→ **What you will do**
Check each line of the data below for the word "deviation". How many lines have it? Answer with the number alone.

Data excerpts
▶
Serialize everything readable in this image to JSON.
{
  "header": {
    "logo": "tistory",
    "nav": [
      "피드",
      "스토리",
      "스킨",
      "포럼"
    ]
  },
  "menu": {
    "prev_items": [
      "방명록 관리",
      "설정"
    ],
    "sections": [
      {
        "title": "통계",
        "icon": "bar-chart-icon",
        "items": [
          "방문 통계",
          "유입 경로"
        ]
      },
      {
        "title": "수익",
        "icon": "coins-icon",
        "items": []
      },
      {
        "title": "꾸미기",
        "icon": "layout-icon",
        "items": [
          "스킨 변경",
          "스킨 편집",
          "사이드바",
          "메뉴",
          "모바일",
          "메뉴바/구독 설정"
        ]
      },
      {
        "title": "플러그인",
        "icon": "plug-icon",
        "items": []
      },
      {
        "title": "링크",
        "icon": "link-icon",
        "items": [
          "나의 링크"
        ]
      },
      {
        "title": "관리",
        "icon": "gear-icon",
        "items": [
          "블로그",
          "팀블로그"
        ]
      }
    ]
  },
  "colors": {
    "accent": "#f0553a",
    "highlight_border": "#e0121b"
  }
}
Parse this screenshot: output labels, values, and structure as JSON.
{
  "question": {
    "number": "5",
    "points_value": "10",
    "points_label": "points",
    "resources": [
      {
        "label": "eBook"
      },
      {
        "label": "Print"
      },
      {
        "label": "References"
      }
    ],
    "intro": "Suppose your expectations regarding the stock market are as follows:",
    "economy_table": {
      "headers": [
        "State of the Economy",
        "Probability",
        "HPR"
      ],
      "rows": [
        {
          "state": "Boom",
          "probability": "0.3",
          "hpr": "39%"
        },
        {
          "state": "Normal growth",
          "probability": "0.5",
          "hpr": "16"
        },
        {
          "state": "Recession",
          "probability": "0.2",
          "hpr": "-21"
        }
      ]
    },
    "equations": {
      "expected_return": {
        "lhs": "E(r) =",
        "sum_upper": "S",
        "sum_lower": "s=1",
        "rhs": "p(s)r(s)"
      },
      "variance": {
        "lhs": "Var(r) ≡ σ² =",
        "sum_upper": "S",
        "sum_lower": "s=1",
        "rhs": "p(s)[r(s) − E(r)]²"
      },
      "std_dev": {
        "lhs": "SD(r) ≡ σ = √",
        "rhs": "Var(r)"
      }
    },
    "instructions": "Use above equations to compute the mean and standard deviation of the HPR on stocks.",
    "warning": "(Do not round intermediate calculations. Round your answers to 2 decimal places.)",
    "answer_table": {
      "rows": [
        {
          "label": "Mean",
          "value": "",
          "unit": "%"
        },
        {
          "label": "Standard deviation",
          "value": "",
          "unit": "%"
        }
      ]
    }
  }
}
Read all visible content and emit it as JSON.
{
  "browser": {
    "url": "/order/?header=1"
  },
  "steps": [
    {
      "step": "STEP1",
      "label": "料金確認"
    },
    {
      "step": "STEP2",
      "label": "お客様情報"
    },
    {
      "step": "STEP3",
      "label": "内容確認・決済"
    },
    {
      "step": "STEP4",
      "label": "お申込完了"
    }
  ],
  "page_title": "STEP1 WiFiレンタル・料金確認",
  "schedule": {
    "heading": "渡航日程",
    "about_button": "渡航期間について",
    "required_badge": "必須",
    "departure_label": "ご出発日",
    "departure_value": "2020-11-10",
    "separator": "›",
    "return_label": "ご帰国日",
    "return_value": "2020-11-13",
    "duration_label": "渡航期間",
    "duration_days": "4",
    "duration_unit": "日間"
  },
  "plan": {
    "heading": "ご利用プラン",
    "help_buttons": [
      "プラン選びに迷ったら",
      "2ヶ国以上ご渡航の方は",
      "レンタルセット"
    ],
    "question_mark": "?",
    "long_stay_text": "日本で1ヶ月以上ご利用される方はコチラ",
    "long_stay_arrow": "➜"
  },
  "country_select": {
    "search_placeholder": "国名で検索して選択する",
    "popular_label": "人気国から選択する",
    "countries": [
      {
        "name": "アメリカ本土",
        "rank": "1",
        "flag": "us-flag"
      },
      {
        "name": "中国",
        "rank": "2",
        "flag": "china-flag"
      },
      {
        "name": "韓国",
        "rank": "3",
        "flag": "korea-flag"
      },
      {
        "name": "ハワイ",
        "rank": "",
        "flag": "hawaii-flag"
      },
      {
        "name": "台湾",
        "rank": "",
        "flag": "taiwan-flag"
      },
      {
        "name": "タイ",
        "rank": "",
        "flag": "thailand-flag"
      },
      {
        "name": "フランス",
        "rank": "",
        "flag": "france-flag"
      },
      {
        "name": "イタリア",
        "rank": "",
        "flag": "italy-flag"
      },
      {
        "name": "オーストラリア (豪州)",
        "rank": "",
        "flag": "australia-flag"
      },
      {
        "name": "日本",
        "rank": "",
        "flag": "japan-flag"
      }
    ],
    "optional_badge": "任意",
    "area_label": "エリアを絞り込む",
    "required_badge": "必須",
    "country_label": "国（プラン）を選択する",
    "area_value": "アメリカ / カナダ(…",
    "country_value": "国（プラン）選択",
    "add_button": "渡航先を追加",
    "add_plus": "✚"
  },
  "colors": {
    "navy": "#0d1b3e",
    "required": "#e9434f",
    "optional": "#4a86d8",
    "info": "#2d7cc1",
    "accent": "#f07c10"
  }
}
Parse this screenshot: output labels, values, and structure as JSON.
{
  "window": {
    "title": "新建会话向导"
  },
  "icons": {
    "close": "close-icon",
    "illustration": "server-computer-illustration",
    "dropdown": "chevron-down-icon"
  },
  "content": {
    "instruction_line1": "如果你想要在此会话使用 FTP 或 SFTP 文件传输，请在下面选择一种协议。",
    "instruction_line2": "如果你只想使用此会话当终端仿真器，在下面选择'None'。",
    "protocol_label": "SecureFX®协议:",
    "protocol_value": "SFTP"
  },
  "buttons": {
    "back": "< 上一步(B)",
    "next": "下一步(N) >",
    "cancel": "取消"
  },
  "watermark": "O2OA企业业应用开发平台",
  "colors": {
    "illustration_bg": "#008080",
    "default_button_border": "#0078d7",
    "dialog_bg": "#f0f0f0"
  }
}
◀
→ **Answer box**
2